Martha Jefferson Carr

From Thomas Jefferson Encyclopedia

(Difference between revisions)
Revision as of 10:25, 19 May 2009 (edit)
ABerkes (Talk | contribs)

← Previous diff
Current revision (08:26, 18 December 2009) (edit) (undo)
Bcraig (Talk | contribs)
(fix a link)
 
(One intermediate revision not shown.)
Line 1: Line 1:
-'''Martha Jefferson Carr''' (1746-1811) was [[Thomas Jefferson]]'s younger sister. She married Jefferson's close friend, [[Dabney Carr (1743-1773)|Dabney Carr]], on July 20, 1765. In the years after Carr's untimely death in 1773, Martha often stayed at Monticello for extended periods with her six children.+'''Martha Jefferson Carr''' (1746-1811) was [[Thomas Jefferson]]'s younger sister.

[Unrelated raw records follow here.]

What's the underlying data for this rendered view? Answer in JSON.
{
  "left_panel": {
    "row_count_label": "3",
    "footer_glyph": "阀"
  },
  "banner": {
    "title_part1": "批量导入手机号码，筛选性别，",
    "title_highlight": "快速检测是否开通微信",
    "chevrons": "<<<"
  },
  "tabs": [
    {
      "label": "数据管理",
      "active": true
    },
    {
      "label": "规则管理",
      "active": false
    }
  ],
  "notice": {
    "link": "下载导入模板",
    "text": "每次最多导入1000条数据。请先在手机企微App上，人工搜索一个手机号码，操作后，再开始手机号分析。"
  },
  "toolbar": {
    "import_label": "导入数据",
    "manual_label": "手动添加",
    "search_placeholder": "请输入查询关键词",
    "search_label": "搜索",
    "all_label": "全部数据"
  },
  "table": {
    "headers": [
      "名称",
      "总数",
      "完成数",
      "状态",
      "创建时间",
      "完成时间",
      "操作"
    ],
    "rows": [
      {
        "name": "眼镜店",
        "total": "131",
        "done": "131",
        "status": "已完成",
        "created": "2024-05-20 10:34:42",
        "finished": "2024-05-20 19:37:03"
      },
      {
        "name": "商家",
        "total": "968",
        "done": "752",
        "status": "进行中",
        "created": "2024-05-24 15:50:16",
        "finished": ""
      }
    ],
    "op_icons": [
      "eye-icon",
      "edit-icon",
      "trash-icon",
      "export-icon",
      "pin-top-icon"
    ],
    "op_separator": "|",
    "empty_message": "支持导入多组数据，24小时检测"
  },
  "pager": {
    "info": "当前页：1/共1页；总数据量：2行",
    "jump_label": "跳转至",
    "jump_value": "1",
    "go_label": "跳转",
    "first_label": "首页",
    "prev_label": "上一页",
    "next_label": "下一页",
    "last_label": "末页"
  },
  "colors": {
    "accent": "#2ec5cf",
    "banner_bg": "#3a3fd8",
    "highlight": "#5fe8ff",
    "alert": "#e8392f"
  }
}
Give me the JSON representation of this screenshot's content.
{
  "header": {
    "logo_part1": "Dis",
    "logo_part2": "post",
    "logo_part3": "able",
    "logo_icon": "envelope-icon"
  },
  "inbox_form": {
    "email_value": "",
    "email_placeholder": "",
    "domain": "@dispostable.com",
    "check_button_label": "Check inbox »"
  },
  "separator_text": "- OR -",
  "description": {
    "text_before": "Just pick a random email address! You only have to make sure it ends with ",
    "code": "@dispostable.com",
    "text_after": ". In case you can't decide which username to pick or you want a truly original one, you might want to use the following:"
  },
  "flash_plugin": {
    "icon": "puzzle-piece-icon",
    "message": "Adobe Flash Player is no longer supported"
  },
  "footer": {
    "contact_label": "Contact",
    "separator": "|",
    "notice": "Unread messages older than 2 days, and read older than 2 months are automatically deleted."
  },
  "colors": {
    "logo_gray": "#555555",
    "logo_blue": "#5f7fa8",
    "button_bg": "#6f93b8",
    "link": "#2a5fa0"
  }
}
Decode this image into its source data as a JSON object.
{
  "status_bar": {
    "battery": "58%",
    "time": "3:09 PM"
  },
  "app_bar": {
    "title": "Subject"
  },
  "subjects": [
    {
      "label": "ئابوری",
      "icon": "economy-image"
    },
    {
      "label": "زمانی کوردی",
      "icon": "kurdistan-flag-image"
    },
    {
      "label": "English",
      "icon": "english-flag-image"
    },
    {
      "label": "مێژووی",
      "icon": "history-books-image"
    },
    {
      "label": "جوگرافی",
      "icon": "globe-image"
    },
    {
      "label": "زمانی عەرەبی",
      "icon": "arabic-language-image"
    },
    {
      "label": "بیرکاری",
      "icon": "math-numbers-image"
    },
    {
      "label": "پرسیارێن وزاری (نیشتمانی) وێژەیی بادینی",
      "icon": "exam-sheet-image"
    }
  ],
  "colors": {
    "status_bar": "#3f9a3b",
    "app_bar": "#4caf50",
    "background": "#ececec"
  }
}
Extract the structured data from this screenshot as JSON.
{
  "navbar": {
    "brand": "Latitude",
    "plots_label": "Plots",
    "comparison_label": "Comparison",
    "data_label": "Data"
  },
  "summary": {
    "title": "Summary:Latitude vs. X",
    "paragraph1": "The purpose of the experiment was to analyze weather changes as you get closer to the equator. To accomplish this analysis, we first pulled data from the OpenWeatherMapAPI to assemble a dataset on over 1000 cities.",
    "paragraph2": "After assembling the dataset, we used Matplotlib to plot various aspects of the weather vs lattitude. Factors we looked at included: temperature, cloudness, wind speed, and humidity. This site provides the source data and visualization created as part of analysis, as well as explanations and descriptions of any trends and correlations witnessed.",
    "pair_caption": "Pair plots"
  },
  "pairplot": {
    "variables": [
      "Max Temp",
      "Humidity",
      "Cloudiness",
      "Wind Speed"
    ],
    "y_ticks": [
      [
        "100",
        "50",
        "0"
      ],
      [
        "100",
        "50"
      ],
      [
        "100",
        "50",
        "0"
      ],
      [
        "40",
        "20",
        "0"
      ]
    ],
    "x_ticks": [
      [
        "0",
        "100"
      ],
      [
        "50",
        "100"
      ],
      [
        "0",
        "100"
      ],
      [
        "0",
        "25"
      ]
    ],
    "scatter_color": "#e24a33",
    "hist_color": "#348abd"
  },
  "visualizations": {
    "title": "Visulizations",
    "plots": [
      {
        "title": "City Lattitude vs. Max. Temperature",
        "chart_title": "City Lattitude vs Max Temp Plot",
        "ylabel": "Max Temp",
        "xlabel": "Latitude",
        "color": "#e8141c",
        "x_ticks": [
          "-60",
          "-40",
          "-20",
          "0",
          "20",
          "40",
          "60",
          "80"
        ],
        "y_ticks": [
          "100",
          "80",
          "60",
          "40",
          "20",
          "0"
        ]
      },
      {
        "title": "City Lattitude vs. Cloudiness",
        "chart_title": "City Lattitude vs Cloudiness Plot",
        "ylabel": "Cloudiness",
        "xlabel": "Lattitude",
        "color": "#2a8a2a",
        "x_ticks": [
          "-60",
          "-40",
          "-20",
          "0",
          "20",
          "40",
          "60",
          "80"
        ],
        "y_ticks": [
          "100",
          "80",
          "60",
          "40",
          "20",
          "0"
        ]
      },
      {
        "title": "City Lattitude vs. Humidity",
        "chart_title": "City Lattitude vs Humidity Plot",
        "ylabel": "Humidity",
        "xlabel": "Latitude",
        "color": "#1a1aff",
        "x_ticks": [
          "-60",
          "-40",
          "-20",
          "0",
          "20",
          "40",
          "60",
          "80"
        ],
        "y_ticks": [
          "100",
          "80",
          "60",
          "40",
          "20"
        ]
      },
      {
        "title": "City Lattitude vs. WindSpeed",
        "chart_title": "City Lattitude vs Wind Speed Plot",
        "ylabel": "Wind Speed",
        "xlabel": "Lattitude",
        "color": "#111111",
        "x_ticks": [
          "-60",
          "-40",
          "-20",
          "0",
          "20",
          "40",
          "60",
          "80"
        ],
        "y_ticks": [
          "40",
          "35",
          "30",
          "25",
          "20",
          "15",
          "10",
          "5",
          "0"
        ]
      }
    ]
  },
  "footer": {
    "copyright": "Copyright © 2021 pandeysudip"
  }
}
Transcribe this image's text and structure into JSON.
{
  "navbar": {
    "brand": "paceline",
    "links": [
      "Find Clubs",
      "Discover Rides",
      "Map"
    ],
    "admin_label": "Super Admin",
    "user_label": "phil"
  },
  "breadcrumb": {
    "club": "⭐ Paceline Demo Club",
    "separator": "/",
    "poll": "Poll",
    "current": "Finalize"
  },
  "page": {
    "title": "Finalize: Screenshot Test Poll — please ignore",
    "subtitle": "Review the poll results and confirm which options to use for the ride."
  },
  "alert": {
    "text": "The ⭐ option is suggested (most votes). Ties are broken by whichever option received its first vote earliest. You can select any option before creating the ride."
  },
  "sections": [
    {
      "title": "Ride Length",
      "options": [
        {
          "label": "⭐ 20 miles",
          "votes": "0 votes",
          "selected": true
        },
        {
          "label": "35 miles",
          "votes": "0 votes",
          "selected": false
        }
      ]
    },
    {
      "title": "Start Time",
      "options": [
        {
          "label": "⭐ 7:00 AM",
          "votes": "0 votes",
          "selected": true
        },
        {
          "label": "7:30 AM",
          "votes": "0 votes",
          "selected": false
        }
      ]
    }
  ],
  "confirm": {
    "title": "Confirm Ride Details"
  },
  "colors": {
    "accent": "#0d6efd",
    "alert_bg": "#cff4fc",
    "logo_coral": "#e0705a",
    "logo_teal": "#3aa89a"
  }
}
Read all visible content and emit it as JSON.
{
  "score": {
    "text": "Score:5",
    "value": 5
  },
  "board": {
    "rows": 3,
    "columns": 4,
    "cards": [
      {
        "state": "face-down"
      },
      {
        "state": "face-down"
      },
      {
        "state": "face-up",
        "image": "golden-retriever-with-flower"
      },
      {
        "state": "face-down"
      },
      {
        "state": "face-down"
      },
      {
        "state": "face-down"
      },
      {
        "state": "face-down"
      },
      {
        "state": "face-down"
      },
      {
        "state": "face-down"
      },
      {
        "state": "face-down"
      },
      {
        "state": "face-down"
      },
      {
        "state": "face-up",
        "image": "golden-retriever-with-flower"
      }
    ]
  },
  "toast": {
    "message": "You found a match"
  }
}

She married Jefferson's close friend, [[Dabney_Carr_(1743–1773)|Dabney Carr]], on July 20, 1765. In the years after Carr's untimely death in 1773, Martha often stayed at Monticello for extended periods with her six children.
==Primary Source References<ref>Please note that this list should not be considered comprehensive.</ref>== ==Primary Source References<ref>Please note that this list should not be considered comprehensive.</ref>==
Line 12: Line 12:
==See Also== ==See Also==
*[[Carr Family]] *[[Carr Family]]
 +*[[Martha Jefferson Carr (Silhouette)]]
==Further Sources== ==Further Sources==

Current revision

Martha Jefferson Carr (1746-1811) was Thomas Jefferson's younger sister. She married Jefferson's close friend, Dabney Carr, on July 20, 1765. In the years after Carr's untimely death in 1773, Martha often stayed at Monticello for extended periods with her six children.

Contents

Primary Source References[1]

1792 December 15. (Martha Jefferson Carr to Jefferson). "You wrote me some time ago that you could discharge any pressing debts for me my haveing a Daughter Married and to fix off to Kentucky after which it is hardly probable that I shall ever see her again has put me to some unusual expence this together with my bad management...If you could let me have Seventy five or Eighty Pounds you would do me a great favor...The pure air of Monticello has proved in my case so efficacious that I have not had a return of my fever since my return..."[2]

1793 October 19. (Jefferson to Martha Jefferson Carr). "I satisfied Mr. Myears on the subject of your order. Mr. Eppes who has the management of a very large execution for Mr. Wayles's executors has given me hopes that I shall be able soon to furnish what the present state of your family might find convenient. I rejoice to hear you are likely to become our neighbor..."[3]

Footnotes

  1. Please note that this list should not be considered comprehensive.
  2. PTJ, 24:744.
  3. Ibid, 27:256.

See Also

Further Sources